With the help of Birchall Blackburn Law, which specialises in industrial disease, the family is seeking anyone who worked with Audrey at Kohen-Windsor Box Company Ltd, in Thame, between 1986 and 1988. Witnesses could hold valuable information to help the family obtain justice following their mother’s death.
Audrey worked for the company unpacking and repackaging vehicle parts. The parts included brake linings, shoes and clutches, which would have contained asbestos.
Audrey’s youngest daughter, Michelle Chittock from Abingdon, also worked as a packer for the company in 1983 at the age of 18, while her mother was there.
Michelle says: “The parts arrive on pallets to the benches in our workshop area. We would have to unpack them, repack and label up the new boxes. I remember removing the brake shoes with the linings, some would be covered in brown paper, and there would be loose dust particles. There was an awful lot of black dust.”
Despite the brake shoes and clutch pads arriving at the workshop in boxes marked ‘May Contain Asbestos’, Michelle and her mother were not given respirator protection or warned of the dangers of asbestos.
Tina Webb, Audrey’s eldest daughter from Wantage, says: “It started in May 2012 with back and chest pain. By October she was short of breath, had a persistent cough, no appetite and had lost a lot of weight. From then on mum was bedridden and needed care 24-hours-a-day up until her death in the December.
“Nothing can prepare you for being told that you mum has cancer and that there is nothing they can do. To see someone – who had the strength to raise five children and worked so hard – deteriorate in health so fast is devastating. We all miss her dearly.”
According to the Health and Safety Executive (HSE), more than 2,500 people a year die from mesothelioma in the UK. HSE figures show that nearly 350 people have died from the lung cancer between 1981 and 2011 in Oxfordshire. The Department of Work and Pensions says that eventually 53,000 people will die from mesothelioma between 2013 and 2037 in the UK.
There are limited treatments for mesothelioma because it is a relatively rare cancer and affects mostly people of retirement age, so it is often forgotten and attracts very little research funding.
Victoria Roberts, an industrial disease solicitor from Birchall Blackburn Law, which is representing the family, said: “Mesothelioma takes decades to develop, which often denies hardworking people the justice they deserve. It is a cruel and incurable lung disease that robs families of their loved ones.
“To help get Audrey and her family justice, we need to hear from former workers from Kohen-Windsor Box Co. Ltd, who might have known and worked alongside Audrey. They could have vital information about the presence of, and exposure to, the deadly dust and fibres.”
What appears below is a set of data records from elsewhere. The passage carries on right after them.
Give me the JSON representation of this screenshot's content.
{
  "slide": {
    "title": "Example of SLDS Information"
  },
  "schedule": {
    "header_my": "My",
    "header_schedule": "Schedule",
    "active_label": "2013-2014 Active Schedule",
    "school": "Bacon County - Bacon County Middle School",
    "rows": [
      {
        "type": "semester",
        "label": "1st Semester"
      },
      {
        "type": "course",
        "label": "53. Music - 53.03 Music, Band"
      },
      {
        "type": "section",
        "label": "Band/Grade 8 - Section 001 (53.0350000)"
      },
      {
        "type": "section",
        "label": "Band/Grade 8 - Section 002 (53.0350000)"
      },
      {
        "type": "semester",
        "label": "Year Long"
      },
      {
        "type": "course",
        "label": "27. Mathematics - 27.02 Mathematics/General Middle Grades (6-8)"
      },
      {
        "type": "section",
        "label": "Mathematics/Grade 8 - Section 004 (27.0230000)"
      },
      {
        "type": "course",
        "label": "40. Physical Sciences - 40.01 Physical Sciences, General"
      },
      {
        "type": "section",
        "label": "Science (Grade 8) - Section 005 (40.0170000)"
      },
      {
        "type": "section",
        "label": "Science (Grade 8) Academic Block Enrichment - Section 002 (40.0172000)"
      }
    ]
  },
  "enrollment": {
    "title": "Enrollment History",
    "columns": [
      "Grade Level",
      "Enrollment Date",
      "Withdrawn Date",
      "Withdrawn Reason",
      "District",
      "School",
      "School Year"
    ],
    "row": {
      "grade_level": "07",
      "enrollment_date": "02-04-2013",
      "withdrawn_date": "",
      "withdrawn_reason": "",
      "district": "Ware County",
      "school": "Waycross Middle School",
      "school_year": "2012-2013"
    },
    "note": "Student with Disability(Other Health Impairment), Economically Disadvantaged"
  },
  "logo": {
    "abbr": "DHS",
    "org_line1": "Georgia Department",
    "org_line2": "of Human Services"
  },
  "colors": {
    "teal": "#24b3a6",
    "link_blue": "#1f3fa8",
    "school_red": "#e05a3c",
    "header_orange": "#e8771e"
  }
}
Anyone with information should contact Victoria Roberts on Freephone 0800 614 722 or email email@example.com. Your details will remain confidential.